Here’s a guess - everyone who can type fast says it’s useful - everyone who can’t says it isn’t.

My own speed of 40 words per minute is perfectly acceptable if you consider how long I spend typing versus thinking, planning or just watching my code compile each day. I generally think about what I want my function to do, then type the whole thing at once, so there’s no danger of forgetting how to finish a line. My guess is that in your favourite IDE, everyone’s speeds would be much closer anyway.


Ok, how is that god-forsaken test determine typing skills?? Determining your skills as a data entry operator? Maybe. Typing as a programmer? Hell no. It’s just not related. Typing as a programmer is not looking at some text and then copying it? It’s about coming up with the idea of solving a problem and then typing it up. Maybe I’m wrong, but I refuse to believe that this typing test is in any way related to my or anyone else’s programming skills. It’s just not related.


This article is absurd.
Possible Developer Roles:
Unit Tests
Core Code
Bug Fixing.

  • Design - is all Use Cases, UML, Whiteboards - no typing.

  • Unit Testing - time spent typing is minimal, mostly code-gen, and fill in the blank ( min=x, max=y).
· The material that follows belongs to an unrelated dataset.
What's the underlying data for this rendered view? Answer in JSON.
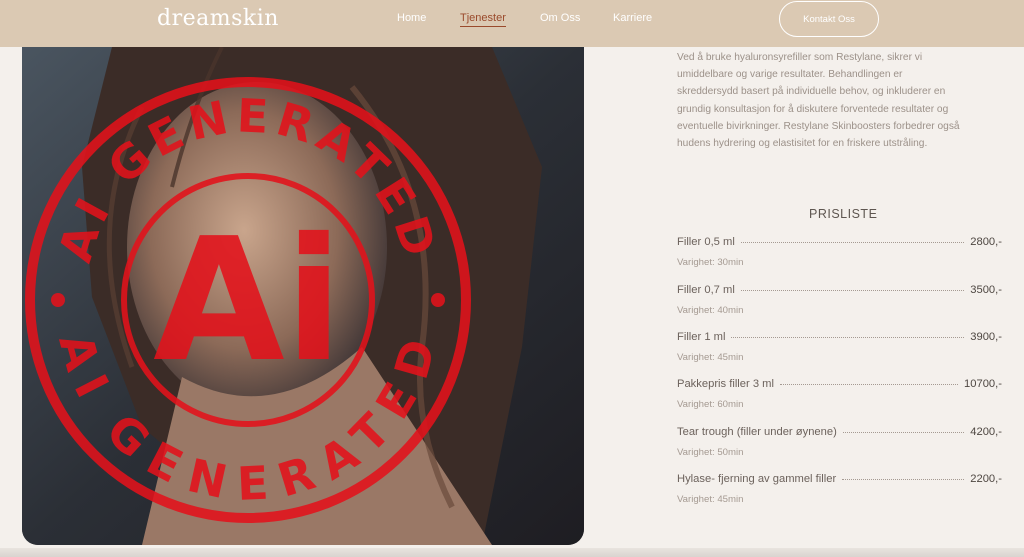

  • New Code - they only spot with any typing, and if your doing it right, interfaces and extending base classes, you never gonna be writing a 100 line paragraph, should be little 5 line functions where typing speed is way less important than your ability to use resharper/intellisense.
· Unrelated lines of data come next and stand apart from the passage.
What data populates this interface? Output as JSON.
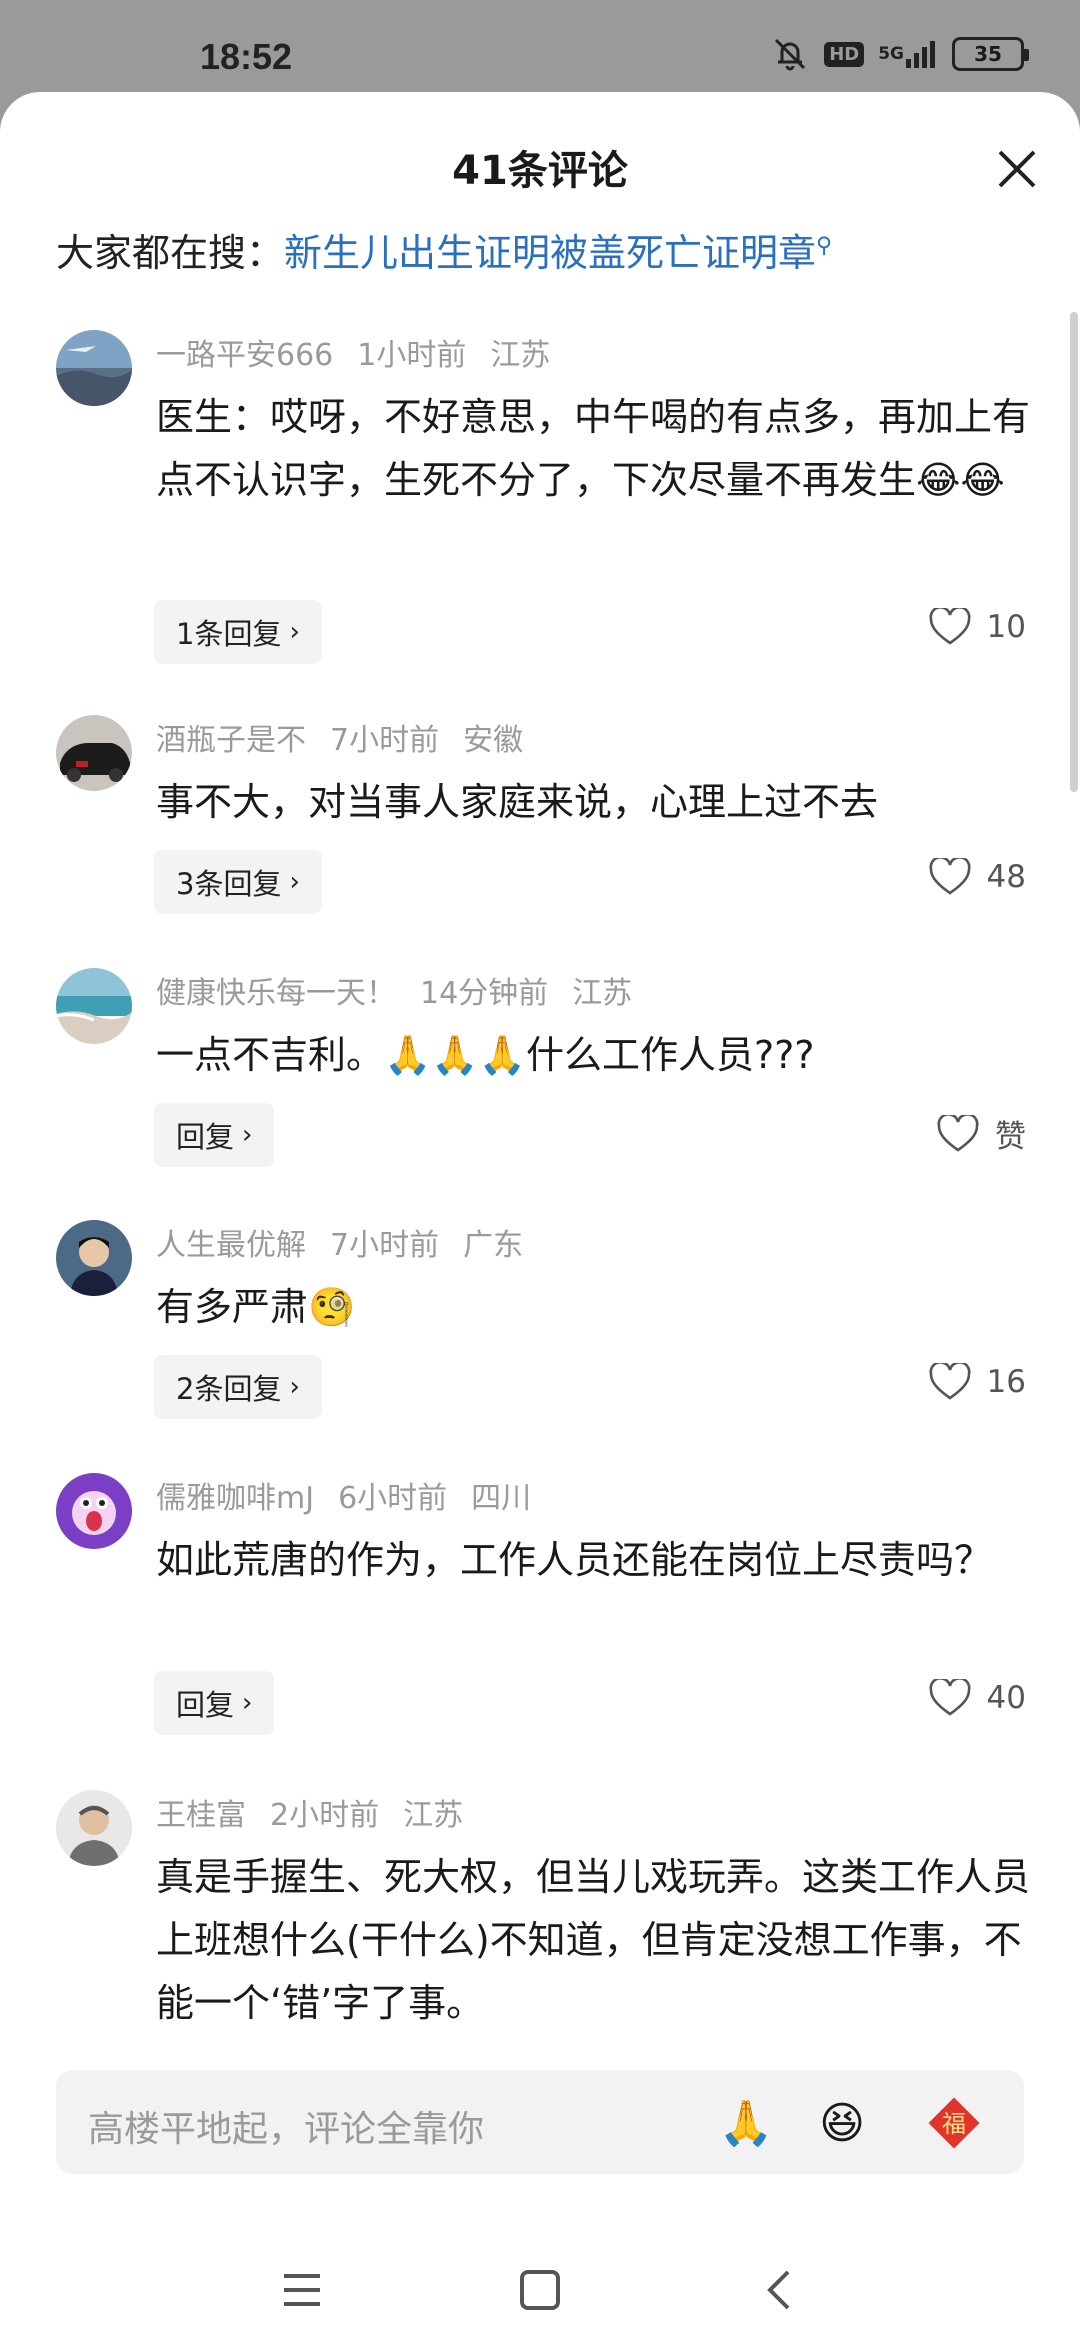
{
  "status_bar": {
    "time": "18:52",
    "hd": "HD",
    "network": "5G",
    "battery": "35"
  },
  "sheet": {
    "title": "41条评论",
    "search_lead": "大家都在搜：",
    "search_term": "新生儿出生证明被盖死亡证明章"
  },
  "comments": [
    {
      "user": "一路平安666",
      "time": "1小时前",
      "location": "江苏",
      "text": "医生：哎呀，不好意思，中午喝的有点多，再加上有点不认识字，生死不分了，下次尽量不再发生😂😂",
      "reply": "1条回复",
      "likes": "10"
    },
    {
      "user": "酒瓶子是不",
      "time": "7小时前",
      "location": "安徽",
      "text": "事不大，对当事人家庭来说，心理上过不去",
      "reply": "3条回复",
      "likes": "48"
    },
    {
      "user": "健康快乐每一天！",
      "time": "14分钟前",
      "location": "江苏",
      "text": "一点不吉利。🙏🙏🙏什么工作人员???",
      "reply": "回复",
      "likes": "赞"
    },
    {
      "user": "人生最优解",
      "time": "7小时前",
      "location": "广东",
      "text": "有多严肃🧐",
      "reply": "2条回复",
      "likes": "16"
    },
    {
      "user": "儒雅咖啡mJ",
      "time": "6小时前",
      "location": "四川",
      "text": "如此荒唐的作为，工作人员还能在岗位上尽责吗？",
      "reply": "回复",
      "likes": "40"
    },
    {
      "user": "王桂富",
      "time": "2小时前",
      "location": "江苏",
      "text": "真是手握生、死大权，但当儿戏玩弄。这类工作人员上班想什么(干什么)不知道，但肯定没想工作事，不能一个‘错’字了事。",
      "reply": "",
      "likes": ""
    }
  ],
  "input": {
    "placeholder": "高楼平地起，评论全靠你"
  },
  "icons": {
    "emoji_pray": "🙏",
    "emoji_laugh": "😆",
    "emoji_fu": "福"
  },
  "colors": {
    "link": "#2b6fbf",
    "meta": "#9a9a9a",
    "fu_red": "#e0342c"
  }
}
  • Testing, no coding here, just using the app.

  • Bug Fixing, this is 45 minutes of scenario setup, and usually a 1 or 2 character change.

Run TimeSnapper and record how much of your day you actually spend in Visual Studio, or Eclipse.
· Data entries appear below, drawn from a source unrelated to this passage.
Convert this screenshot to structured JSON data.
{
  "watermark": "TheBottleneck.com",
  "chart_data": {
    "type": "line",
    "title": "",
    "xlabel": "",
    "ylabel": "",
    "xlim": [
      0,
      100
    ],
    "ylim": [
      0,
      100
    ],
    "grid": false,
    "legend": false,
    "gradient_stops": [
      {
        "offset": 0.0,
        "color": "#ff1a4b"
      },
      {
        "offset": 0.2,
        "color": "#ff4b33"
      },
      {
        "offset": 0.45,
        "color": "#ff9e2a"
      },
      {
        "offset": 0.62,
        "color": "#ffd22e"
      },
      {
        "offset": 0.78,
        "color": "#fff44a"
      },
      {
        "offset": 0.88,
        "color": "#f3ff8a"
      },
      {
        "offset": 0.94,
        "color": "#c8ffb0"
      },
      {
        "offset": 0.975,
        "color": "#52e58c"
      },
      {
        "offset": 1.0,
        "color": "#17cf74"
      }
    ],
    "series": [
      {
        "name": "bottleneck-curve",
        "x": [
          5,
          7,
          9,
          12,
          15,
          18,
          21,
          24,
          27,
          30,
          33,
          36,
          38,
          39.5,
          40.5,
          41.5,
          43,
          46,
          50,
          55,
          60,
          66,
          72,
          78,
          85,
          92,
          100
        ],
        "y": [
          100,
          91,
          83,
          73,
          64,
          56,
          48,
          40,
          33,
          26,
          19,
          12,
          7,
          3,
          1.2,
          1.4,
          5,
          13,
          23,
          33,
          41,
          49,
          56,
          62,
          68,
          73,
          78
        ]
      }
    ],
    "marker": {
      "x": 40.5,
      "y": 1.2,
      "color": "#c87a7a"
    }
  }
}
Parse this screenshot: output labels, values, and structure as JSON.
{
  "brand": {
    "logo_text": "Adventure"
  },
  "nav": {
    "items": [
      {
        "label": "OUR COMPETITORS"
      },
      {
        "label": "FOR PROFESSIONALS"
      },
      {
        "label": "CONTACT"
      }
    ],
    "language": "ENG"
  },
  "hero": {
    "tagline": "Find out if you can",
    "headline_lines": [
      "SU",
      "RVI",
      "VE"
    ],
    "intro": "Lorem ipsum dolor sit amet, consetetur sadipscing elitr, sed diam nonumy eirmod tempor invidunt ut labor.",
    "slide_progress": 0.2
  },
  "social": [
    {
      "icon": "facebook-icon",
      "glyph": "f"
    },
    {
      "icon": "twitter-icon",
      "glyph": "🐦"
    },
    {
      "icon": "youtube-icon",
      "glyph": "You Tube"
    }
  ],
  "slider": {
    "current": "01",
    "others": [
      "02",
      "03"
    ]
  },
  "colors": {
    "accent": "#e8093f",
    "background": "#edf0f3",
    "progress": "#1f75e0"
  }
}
Audit your Repository and see how many characters of text you submitted in the past week ( and try not to include code-gen or intellisense because this article is measuring your typing speed. )

I do agree that being able to type is important, as developers one of our primary tools is a computer, and a keyboard is the interface for that tool, and you should be skilled with the tools of the trade.

But to call me ‘first a typist’ is completely absurd.
My roles are more like (in no particular order): problem solver (debugging/testing), business analyst, object designer, database designer, google search expert ( honestly, we as computer people, being able to find that single sliver of information deep in some forum appears as magic to non-technical people).

THOSE are my roles, a keyboard is just a tool. You remove the keyboard and what I AM doesn’t change. so no, I AM … NOT … First a Typist, Second a Programmer. I AM a Developer.


@Iain said:
Here’s a guess - everyone who can type fast says it’s useful - everyone who can’t says it isn’t.

That’s just nonsense. It is entirely reasonable that there are people who are not slow typists yet think pretentious strawmen are ridiculous.


Haha! Don’t just type random gibberish as fast as you can on the screen, unless you’re a Perl programmer – That is the coolest thing I’ve seen in a blog for a while. I love it :slight_smile:


Don’t just type random gibberish as fast as you can on the screen, unless you’re a Perl programmer.

HAHAHAHAHA arrogant ignorance is hilarious.

No, really!

Grow up.


I’m curious to know what sort of typing speeds Jeff’s readers have: http://www.micropoll.com/akira/mpview/482380-119985


thanks for this article… me and another coworker mock other devs who can’t type all the time… its just stupid, or as you put it - LAZY. learn how to type people, it’s not rocket science… if you can’t efficiently use the #1 tool you have to interact with a computer, then you cannot interact with the computer efficiently - which should be a primary goal of a developer.


Actually, a broken clock never tells the correct time. You have to know what time it really is to determine if the time currently showing is correct.


I agree. Typing is a necessity for programmers. What’s the point if you have to focus more on what keys you are pressing rather than what you are entering?


a good keyboard helps too. not like that aluminum Mac keyboard. i replaced that to get a better wpm actually.


If you’re using an epoch timestamp and it’s right twice a day, you’re in a lot of trouble.


How about Max/MSP? It’s a visual programming language…